Charles Taze Russell (1852-1916) was one of the prominent founders. Jehovah's Witnesses number 7.3 million worldwide, with the largest concentration, 1.2 million, in the United States. The religion has more than 105,000 congregations with a presence in 236 countries. The church's text includes the New World Translation of the Bible, The Watchtower magazine and Awake! Magazine.

The Governing Body, a group of experienced elders, oversees the church's activities from world headquarters in Brooklyn, New York. In addition, more than 100 branch offices around the world print and ship Bible literature and also direct the organizing of the preaching work. About 20 congregations form a circuit; 10 circuits form a district.

Notable members of the church include Don A. Adams, current president of the Watchtower Society, Venus and Serena Williams, Prince, Naomi Campbell, Ja Rule, Selena, Michael Jackson, Wayans brothers and sisters, Mickey Spillane.

Jehovah's Witnesses Beliefs and Practices

Jehovah's Witnesses hold services on Sunday and twice during the week, in a Kingdom Hall, an unadorned building. Worship services begin and end with prayer and may include singing. While all members are considered ministers, an elder or overseer conducts services and usually gives a sermon on a Bible topic.

Congregations usually number fewer than 200 people. Baptism by immersion is practiced.

Witnesses also gather once a year for a two-day circuit assembly and annually for a three or four-day district assembly. About once every five years, members from around the world get together in a major city for an international convention.

Jehovah's Witnesses reject the Trinity and believe that hell does not exist. They believe all condemned souls are annihilated. They hold that only 144,000 people will go to heaven, while the rest of saved humanity will live on a restored earth.

Jehovah's Witnesses do not receive blood transfusions. They are conscientious objectors as far as military service and do not participate in politics. They do not celebrate any non-Witness holidays. They reject the cross as a pagan symbol. Each Kingdom Hall is assigned a territory for evangelization, and meticulous records are kept noting contacts, tracts distributed, and discussions held.

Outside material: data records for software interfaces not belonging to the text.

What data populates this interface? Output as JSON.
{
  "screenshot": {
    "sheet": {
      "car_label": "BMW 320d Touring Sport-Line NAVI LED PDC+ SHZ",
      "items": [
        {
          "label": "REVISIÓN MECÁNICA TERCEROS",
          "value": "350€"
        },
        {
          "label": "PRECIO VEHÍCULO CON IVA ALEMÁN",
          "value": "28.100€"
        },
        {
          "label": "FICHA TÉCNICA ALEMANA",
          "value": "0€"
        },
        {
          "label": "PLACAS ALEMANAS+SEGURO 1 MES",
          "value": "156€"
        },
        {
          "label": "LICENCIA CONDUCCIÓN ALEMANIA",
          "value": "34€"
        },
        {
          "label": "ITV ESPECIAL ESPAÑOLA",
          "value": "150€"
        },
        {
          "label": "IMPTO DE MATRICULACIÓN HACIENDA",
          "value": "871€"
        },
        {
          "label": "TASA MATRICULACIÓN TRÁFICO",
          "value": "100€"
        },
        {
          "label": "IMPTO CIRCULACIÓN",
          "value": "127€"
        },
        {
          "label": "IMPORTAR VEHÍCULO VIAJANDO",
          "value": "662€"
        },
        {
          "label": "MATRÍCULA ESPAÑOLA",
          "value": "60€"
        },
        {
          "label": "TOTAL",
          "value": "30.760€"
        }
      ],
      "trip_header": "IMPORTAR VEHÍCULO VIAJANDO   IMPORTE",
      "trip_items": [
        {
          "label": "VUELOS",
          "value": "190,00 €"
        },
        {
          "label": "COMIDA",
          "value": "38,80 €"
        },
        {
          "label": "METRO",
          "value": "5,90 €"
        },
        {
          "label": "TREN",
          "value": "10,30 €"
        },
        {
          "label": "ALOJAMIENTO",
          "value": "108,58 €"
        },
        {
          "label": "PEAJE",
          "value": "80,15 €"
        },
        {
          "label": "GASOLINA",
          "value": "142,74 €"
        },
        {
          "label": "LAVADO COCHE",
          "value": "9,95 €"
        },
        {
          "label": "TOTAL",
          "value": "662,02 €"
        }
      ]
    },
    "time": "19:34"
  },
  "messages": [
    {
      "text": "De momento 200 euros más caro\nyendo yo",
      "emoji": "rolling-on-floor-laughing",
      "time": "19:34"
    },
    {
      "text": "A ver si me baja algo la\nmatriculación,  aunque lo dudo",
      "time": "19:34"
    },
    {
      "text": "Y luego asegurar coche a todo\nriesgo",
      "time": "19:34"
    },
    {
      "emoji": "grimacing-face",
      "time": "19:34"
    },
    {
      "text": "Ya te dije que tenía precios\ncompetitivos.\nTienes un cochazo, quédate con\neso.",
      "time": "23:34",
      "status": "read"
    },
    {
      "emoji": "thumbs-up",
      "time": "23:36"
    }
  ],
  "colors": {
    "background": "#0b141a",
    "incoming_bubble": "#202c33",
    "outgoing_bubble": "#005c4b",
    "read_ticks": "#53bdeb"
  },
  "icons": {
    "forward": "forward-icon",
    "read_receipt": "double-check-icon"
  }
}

Sources: Jehovah's Witnesses Official Website, ReligionFacts.com, and Religions in America, edited by Leo Rosten.